The fact that errors in questions and scoring for an entrance examination last February at Osaka University — which resulted in the rejection of 30 applicants who would otherwise have been admitted — were left unaddressed for nearly a year is disturbing, given the time and opportunities lost for the youths. While the university says it’s ready to admit all 30 students in April and offer compensation, it needs to re-examine why it took so long to find out about the mistakes — even though the problem was repeatedly pointed out by outsiders. As the nation enters the entrance exam season this year, operators of all universities across the country should learn from this lesson.
Mistakes happen in entrance exams at universities. In 2001, an error in the allocation of scores in a Japanese-language test for admission to the engineering department of Yamagata University was exposed by a request from an applicant for scoring disclosure. When the university re-examined the past exam records, it found that more than 400 applicants had been mistakenly rejected due to the same error over the five preceding years. It was also learned in the same year that an error in a test scoring program used in the exam for the humanities department at Toyama University left 16 applicants mistakenly rejected — and that the university had covered up the error for two years. More recent examples include errors in questions at Chukyo University in 2015 and scoring mistakes at Osaka Prefecture University, in which the erroneously rejected applicants were later admitted.
These examples indicate that such errors can take place anywhere. The question is whether the institutions, when alerted to the possibility of any mistake, are ready to quickly examine the potential problem and take corrective action.
In Osaka University’s case, the problem occurred in the physics test — which was mandatory for applicants to sections of its engineering and science departments. For one of the questions, there was more than one correct answer, but in the university’s scoring of the tests, only one of the answers was graded as correct. This also caused a problem in the scoring of the next, related question in the test.
The problem was first made known to the university by a member of a group of high school physics teachers in June. In August, a lecturer at a prep school sent an email to the university making the same point. But a science department professor and his deputy, who were responsible for creating the questions, discussed the case among themselves and replied that they saw no problem with the question at issue. The prep school lecturer was not convinced by their explanation, sent another email to the university with details on the perceived mistake, and filed a request with the education ministry in September to take action when he got no subsequent response from the university.
It was only after the university received another email from an outsider in December, giving even further details on the problem — complete with a formula — that the school re-examined the case among more of its teachers, and identified the problem.
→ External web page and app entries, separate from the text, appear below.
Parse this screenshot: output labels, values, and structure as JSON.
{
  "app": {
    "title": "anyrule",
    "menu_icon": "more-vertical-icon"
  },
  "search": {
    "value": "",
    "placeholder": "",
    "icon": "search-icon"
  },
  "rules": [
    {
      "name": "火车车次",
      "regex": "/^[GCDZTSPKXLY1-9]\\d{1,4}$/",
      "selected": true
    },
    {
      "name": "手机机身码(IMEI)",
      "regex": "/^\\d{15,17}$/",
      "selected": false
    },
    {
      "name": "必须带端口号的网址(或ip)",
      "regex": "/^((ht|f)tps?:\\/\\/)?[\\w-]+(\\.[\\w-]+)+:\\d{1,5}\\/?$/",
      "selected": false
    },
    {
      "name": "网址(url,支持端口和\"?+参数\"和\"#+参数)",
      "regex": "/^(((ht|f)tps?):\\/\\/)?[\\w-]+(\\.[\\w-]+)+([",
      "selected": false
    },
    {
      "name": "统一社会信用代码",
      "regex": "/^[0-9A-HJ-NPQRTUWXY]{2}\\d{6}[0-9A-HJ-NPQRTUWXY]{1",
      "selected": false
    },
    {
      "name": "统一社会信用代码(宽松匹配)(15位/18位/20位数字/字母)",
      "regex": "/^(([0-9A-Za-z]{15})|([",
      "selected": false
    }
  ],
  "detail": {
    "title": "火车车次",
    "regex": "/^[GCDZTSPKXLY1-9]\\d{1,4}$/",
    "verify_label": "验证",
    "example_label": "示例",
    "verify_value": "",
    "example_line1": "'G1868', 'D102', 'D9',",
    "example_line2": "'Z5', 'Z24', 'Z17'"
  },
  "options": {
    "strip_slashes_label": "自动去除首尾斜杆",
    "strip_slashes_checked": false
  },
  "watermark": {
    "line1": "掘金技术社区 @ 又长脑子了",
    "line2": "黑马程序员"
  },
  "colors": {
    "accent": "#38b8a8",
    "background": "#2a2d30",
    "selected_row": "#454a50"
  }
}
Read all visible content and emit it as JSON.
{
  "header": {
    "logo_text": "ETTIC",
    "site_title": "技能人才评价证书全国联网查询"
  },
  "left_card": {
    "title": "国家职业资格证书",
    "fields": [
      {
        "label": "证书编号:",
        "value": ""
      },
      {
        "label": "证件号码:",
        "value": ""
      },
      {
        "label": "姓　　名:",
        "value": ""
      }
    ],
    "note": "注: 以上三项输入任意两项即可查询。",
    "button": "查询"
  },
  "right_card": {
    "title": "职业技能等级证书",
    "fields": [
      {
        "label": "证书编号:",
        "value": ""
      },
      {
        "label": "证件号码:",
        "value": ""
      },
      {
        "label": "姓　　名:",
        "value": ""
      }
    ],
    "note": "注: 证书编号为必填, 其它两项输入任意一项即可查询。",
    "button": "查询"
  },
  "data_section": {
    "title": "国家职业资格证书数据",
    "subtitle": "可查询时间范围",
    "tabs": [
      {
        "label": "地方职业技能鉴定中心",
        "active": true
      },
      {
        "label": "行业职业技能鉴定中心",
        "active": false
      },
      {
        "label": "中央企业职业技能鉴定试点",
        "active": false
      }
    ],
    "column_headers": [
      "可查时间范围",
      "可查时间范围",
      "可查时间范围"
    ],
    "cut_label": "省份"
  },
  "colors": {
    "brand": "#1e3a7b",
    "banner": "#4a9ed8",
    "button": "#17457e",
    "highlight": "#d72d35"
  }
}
When the university rescored tests based on the result, it was learned that 30 rejected applicants had in fact earned high enough scores to be admitted.
Now the 30 applicants — 28 males and two females — either enrolled at different universities or went to prep schools to prepare for another attempt at the entrance exam this spring. Also, there were nine students who ended up in the department of their second choice at Osaka University due to the scoring error. In disclosing the errors Jan. 6, the university publicly apologized for the errors and said it will admit the applicants in April if they wish to enroll. It plans to offer compensation to the students for prep school fees and other expenses, and consider steps to accept the students into its second-year courses if they are transferring from an institution that they entered last year. It is hoped that such steps are not coming too late for the students.
Following the disclosure by Osaka University, the education ministry sent out a notice to all public and private universities urging them to take steps to ensure against test-scoring mistakes and to take prompt action when possible errors crop up. Mistakes can be made, as past examples show. But operators of education institutions should be aware that delayed action to address those errors can have major consequences for the youths’ future.